Interface dataset entries
□ □ □
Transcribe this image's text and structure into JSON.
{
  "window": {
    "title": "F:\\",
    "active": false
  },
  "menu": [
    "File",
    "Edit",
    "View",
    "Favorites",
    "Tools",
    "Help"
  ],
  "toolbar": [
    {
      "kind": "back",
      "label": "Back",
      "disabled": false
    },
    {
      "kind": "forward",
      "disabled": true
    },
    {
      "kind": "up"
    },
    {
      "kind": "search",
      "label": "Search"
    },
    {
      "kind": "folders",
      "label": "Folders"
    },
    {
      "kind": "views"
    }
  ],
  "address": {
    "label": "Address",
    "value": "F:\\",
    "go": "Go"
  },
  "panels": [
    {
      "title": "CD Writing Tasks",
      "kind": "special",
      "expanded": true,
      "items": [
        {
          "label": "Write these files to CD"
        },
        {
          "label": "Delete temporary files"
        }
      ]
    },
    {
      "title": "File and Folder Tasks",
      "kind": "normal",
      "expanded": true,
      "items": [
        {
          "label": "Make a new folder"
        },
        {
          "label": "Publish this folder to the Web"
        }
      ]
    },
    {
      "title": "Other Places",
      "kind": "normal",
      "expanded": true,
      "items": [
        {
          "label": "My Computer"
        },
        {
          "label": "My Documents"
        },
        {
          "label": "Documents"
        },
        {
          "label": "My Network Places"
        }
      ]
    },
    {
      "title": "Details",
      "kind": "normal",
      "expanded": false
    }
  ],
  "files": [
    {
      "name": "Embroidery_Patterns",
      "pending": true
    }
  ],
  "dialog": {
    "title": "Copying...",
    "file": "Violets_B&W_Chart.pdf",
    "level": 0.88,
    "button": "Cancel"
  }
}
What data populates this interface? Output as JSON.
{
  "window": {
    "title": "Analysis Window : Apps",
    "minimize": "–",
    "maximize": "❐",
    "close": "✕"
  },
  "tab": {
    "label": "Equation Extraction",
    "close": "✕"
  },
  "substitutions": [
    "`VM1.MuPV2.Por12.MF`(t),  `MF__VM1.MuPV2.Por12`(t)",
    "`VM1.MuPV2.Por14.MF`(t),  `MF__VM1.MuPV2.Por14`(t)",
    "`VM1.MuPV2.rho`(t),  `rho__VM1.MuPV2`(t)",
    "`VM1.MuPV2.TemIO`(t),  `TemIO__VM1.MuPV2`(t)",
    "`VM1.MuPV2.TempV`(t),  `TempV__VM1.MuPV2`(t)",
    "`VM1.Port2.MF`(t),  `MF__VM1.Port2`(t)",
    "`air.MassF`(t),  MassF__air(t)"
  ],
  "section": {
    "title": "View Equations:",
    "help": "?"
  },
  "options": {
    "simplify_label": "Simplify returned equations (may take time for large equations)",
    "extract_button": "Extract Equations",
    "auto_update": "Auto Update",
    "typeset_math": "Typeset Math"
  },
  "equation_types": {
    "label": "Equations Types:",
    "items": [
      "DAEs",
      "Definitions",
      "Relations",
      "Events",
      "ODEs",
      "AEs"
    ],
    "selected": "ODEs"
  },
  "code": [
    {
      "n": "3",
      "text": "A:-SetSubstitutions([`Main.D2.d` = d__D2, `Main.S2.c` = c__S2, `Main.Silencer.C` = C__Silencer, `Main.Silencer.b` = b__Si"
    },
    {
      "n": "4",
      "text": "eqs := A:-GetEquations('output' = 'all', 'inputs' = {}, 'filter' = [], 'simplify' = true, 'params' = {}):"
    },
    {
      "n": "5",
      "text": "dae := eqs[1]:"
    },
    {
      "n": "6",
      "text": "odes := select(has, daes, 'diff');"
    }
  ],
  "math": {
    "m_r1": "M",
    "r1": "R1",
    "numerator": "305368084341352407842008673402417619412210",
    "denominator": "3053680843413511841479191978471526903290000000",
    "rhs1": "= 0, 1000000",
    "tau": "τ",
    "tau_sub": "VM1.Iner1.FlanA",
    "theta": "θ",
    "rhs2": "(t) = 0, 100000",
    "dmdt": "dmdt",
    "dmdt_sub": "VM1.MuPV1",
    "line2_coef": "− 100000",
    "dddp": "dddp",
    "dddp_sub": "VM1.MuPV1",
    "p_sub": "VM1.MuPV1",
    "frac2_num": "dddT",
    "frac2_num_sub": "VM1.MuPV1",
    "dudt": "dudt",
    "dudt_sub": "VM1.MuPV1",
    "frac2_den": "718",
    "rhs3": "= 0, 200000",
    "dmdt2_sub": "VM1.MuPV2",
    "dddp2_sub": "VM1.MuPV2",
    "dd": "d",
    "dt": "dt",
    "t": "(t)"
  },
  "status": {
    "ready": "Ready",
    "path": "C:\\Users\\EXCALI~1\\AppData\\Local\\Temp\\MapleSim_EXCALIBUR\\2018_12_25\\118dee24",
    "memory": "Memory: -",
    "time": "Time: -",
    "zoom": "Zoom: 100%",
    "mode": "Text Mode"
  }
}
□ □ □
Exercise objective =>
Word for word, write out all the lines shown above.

Solution to the problem =>
Transcribe this image's text and structure into JSON.
{
  "window": {
    "title": "F:\\",
    "active": false
  },
  "menu": [
    "File",
    "Edit",
    "View",
    "Favorites",
    "Tools",
    "Help"
  ],
  "toolbar": [
    {
      "kind": "back",
      "label": "Back",
      "disabled": false
    },
    {
      "kind": "forward",
      "disabled": true
    },
    {
      "kind": "up"
    },
    {
      "kind": "search",
      "label": "Search"
    },
    {
      "kind": "folders",
      "label": "Folders"
    },
    {
      "kind": "views"
    }
  ],
  "address": {
    "label": "Address",
    "value": "F:\\",
    "go": "Go"
  },
  "panels": [
    {
      "title": "CD Writing Tasks",
      "kind": "special",
      "expanded": true,
      "items": [
        {
          "label": "Write these files to CD"
        },
        {
          "label": "Delete temporary files"
        }
      ]
    },
    {
      "title": "File and Folder Tasks",
      "kind": "normal",
      "expanded": true,
      "items": [
        {
          "label": "Make a new folder"
        },
        {
          "label": "Publish this folder to the Web"
        }
      ]
    },
    {
      "title": "Other Places",
      "kind": "normal",
      "expanded": true,
      "items": [
        {
          "label": "My Computer"
        },
        {
          "label": "My Documents"
        },
        {
          "label": "Documents"
        },
        {
          "label": "My Network Places"
        }
      ]
    },
    {
      "title": "Details",
      "kind": "normal",
      "expanded": false
    }
  ],
  "files": [
    {
      "name": "Embroidery_Patterns",
      "pending": true
    }
  ],
  "dialog": {
    "title": "Copying...",
    "file": "Violets_B&W_Chart.pdf",
    "level": 0.88,
    "button": "Cancel"
  }
}
What data populates this interface? Output as JSON.
{
  "window": {
    "title": "Analysis Window : Apps",
    "minimize": "–",
    "maximize": "❐",
    "close": "✕"
  },
  "tab": {
    "label": "Equation Extraction",
    "close": "✕"
  },
  "substitutions": [
    "`VM1.MuPV2.Por12.MF`(t),  `MF__VM1.MuPV2.Por12`(t)",
    "`VM1.MuPV2.Por14.MF`(t),  `MF__VM1.MuPV2.Por14`(t)",
    "`VM1.MuPV2.rho`(t),  `rho__VM1.MuPV2`(t)",
    "`VM1.MuPV2.TemIO`(t),  `TemIO__VM1.MuPV2`(t)",
    "`VM1.MuPV2.TempV`(t),  `TempV__VM1.MuPV2`(t)",
    "`VM1.Port2.MF`(t),  `MF__VM1.Port2`(t)",
    "`air.MassF`(t),  MassF__air(t)"
  ],
  "section": {
    "title": "View Equations:",
    "help": "?"
  },
  "options": {
    "simplify_label": "Simplify returned equations (may take time for large equations)",
    "extract_button": "Extract Equations",
    "auto_update": "Auto Update",
    "typeset_math": "Typeset Math"
  },
  "equation_types": {
    "label": "Equations Types:",
    "items": [
      "DAEs",
      "Definitions",
      "Relations",
      "Events",
      "ODEs",
      "AEs"
    ],
    "selected": "ODEs"
  },
  "code": [
    {
      "n": "3",
      "text": "A:-SetSubstitutions([`Main.D2.d` = d__D2, `Main.S2.c` = c__S2, `Main.Silencer.C` = C__Silencer, `Main.Silencer.b` = b__Si"
    },
    {
      "n": "4",
      "text": "eqs := A:-GetEquations('output' = 'all', 'inputs' = {}, 'filter' = [], 'simplify' = true, 'params' = {}):"
    },
    {
      "n": "5",
      "text": "dae := eqs[1]:"
    },
    {
      "n": "6",
      "text": "odes := select(has, daes, 'diff');"
    }
  ],
  "math": {
    "m_r1": "M",
    "r1": "R1",
    "numerator": "305368084341352407842008673402417619412210",
    "denominator": "3053680843413511841479191978471526903290000000",
    "rhs1": "= 0, 1000000",
    "tau": "τ",
    "tau_sub": "VM1.Iner1.FlanA",
    "theta": "θ",
    "rhs2": "(t) = 0, 100000",
    "dmdt": "dmdt",
    "dmdt_sub": "VM1.MuPV1",
    "line2_coef": "− 100000",
    "dddp": "dddp",
    "dddp_sub": "VM1.MuPV1",
    "p_sub": "VM1.MuPV1",
    "frac2_num": "dddT",
    "frac2_num_sub": "VM1.MuPV1",
    "dudt": "dudt",
    "dudt_sub": "VM1.MuPV1",
    "frac2_den": "718",
    "rhs3": "= 0, 200000",
    "dmdt2_sub": "VM1.MuPV2",
    "dddp2_sub": "VM1.MuPV2",
    "dd": "d",
    "dt": "dt",
    "t": "(t)"
  },
  "status": {
    "ready": "Ready",
    "path": "C:\\Users\\EXCALI~1\\AppData\\Local\\Temp\\MapleSim_EXCALIBUR\\2018_12_25\\118dee24",
    "memory": "Memory: -",
    "time": "Time: -",
    "zoom": "Zoom: 100%",
    "mode": "Text Mode"
  }
}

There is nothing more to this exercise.